### What to produce
Copy each line in the data below that contains the word "jusqu".

### Exercise inputs
^^^^^^^^

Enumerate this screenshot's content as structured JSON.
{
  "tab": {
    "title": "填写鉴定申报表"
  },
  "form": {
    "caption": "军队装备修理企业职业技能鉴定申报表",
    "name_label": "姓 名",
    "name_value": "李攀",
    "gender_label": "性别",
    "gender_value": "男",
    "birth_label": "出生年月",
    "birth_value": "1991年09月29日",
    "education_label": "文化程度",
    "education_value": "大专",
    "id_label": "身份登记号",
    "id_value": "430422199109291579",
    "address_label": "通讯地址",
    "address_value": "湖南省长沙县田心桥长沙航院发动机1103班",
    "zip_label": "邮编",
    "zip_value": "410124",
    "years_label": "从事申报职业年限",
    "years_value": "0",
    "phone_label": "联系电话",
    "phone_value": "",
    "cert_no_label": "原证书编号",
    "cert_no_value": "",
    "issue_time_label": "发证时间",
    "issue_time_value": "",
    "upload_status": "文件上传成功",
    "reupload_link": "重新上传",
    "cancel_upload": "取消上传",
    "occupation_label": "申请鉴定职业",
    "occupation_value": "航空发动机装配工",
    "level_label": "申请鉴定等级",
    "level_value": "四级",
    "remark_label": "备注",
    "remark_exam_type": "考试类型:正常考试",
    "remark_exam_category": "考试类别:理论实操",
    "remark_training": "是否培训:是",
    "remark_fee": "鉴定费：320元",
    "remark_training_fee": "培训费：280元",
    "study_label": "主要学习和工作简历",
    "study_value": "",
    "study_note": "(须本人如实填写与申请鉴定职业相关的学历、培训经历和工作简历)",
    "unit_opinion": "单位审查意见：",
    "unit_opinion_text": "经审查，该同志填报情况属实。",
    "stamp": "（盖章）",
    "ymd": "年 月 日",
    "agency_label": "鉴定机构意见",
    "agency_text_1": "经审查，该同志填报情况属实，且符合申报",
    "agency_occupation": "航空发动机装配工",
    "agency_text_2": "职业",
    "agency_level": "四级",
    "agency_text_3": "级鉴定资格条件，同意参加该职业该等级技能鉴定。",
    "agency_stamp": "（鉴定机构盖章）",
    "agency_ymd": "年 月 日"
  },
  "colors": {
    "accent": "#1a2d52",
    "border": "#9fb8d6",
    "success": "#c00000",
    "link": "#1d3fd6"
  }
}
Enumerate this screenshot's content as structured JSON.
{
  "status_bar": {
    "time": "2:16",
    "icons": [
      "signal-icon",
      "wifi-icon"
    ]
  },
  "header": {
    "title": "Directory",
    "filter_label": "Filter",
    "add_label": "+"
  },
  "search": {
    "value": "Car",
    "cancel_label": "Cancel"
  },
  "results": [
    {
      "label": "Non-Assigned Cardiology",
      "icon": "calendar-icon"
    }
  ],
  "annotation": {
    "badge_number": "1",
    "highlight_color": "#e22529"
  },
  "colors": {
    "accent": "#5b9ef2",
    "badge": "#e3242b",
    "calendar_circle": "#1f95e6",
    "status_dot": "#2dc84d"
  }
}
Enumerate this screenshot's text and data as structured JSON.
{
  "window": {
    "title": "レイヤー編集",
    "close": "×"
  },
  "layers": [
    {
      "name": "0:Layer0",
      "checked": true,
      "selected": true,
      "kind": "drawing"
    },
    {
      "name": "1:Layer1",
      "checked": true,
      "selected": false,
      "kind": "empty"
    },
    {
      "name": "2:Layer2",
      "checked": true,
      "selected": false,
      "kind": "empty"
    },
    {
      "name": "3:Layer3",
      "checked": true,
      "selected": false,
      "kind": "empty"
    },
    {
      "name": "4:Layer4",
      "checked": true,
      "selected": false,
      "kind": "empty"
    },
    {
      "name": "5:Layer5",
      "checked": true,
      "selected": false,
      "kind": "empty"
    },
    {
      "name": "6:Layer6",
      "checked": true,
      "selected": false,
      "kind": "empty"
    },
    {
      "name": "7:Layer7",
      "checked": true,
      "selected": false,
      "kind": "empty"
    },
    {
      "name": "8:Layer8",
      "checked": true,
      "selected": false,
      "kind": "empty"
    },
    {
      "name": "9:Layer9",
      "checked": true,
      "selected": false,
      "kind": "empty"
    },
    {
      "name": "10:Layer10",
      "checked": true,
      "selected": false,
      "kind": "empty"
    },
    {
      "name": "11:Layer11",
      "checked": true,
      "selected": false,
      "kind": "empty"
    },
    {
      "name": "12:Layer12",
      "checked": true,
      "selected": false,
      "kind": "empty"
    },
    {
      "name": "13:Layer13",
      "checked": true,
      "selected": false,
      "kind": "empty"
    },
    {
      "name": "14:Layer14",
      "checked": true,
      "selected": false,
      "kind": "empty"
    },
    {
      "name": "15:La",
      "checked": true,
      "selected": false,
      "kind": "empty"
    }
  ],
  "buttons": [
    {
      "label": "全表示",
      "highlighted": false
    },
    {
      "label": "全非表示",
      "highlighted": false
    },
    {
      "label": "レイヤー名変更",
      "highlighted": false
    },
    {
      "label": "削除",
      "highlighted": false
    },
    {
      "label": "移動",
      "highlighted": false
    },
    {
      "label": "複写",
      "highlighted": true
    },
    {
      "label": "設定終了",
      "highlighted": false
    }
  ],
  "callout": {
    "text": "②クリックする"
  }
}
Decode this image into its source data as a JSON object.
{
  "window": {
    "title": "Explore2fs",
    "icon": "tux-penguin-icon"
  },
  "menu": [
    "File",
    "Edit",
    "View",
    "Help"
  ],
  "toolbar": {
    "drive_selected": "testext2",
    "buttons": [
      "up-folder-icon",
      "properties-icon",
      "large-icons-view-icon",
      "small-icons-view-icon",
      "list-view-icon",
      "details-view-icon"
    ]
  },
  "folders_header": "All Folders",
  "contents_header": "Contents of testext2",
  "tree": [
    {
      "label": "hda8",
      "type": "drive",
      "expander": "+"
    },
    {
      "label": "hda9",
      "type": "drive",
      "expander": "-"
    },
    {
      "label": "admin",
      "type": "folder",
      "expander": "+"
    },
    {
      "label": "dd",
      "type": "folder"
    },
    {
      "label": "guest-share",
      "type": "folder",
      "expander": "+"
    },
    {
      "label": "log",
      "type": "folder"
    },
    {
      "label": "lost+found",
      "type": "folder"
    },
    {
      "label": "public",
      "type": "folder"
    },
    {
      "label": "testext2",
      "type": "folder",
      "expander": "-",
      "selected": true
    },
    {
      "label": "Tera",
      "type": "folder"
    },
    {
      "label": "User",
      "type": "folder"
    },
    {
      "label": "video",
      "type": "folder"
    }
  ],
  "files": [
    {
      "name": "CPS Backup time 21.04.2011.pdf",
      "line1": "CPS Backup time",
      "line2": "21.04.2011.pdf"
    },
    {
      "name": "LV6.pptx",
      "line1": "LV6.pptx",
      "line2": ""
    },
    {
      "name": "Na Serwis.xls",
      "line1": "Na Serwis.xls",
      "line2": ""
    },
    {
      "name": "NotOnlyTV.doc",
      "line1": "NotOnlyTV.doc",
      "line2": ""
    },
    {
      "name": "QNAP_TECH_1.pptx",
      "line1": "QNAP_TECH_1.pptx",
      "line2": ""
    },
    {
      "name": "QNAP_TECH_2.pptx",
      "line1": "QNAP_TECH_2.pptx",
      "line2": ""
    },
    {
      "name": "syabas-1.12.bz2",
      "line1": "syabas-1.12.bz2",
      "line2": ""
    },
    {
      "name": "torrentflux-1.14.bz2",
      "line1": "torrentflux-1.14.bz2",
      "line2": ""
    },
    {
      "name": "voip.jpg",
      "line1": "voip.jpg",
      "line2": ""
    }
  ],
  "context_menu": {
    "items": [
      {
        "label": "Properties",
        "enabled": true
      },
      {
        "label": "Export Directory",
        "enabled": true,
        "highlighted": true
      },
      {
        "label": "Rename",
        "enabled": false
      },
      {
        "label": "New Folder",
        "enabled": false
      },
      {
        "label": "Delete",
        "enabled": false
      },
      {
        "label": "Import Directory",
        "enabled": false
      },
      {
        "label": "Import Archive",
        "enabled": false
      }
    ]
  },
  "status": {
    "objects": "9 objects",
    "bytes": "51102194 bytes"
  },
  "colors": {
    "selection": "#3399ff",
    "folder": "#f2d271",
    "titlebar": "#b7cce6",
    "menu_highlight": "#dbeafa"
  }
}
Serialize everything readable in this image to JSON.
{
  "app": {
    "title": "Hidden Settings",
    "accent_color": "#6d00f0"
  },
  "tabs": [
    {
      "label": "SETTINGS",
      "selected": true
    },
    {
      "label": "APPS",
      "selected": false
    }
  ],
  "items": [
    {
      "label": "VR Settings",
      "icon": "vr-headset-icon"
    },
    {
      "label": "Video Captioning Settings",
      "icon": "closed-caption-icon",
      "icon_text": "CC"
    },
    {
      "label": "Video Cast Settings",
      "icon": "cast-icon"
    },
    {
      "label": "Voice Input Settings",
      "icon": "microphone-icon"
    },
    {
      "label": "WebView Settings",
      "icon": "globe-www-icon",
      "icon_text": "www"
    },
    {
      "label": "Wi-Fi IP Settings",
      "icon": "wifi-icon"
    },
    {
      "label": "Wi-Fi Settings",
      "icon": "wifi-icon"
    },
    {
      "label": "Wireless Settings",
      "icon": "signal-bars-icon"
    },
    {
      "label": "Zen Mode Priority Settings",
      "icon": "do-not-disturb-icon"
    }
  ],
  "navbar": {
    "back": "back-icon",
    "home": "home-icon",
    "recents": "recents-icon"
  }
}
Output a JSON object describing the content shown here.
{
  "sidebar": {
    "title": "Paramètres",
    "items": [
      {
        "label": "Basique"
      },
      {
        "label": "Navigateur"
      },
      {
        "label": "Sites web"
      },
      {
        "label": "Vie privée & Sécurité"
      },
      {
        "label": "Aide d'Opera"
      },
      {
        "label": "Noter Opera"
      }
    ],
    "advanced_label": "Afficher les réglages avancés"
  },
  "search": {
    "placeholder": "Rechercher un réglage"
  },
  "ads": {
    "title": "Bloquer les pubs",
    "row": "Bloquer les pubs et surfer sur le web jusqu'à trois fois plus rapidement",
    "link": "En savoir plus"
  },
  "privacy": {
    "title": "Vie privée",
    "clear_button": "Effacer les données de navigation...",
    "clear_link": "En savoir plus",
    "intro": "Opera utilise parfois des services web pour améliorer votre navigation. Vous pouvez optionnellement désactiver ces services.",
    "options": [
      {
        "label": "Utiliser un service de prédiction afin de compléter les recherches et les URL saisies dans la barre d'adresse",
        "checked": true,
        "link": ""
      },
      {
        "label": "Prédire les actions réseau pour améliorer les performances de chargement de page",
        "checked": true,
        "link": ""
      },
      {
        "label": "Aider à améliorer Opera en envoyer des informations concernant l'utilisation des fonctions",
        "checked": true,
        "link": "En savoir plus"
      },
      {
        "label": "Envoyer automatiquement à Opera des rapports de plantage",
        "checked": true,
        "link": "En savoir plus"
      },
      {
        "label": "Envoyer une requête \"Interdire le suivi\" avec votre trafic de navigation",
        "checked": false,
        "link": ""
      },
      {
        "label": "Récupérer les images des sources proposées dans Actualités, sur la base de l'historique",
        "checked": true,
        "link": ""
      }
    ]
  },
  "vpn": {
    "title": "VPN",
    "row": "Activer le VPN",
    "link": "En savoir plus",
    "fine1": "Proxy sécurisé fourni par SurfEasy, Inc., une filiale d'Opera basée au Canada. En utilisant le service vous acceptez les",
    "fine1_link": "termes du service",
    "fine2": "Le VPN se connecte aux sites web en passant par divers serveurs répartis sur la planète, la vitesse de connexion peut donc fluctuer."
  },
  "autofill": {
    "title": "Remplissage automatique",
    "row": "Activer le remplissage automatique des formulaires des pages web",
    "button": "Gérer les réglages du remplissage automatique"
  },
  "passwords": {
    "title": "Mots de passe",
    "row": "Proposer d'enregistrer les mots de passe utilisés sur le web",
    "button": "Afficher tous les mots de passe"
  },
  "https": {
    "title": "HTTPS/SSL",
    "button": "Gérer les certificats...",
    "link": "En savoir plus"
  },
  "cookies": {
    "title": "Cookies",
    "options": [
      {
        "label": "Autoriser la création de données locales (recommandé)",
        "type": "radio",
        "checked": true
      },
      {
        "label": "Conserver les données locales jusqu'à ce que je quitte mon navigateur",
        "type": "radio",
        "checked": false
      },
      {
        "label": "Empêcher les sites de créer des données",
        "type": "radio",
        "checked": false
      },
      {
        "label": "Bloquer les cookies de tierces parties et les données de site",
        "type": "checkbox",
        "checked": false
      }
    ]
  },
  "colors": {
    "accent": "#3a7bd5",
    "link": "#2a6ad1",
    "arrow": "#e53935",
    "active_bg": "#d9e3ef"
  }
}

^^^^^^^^

### Worked solution
    "row": "Bloquer les pubs et surfer sur le web jusqu'à trois fois plus rapidement",
        "label": "Conserver les données locales jusqu'à ce que je quitte mon navigateur",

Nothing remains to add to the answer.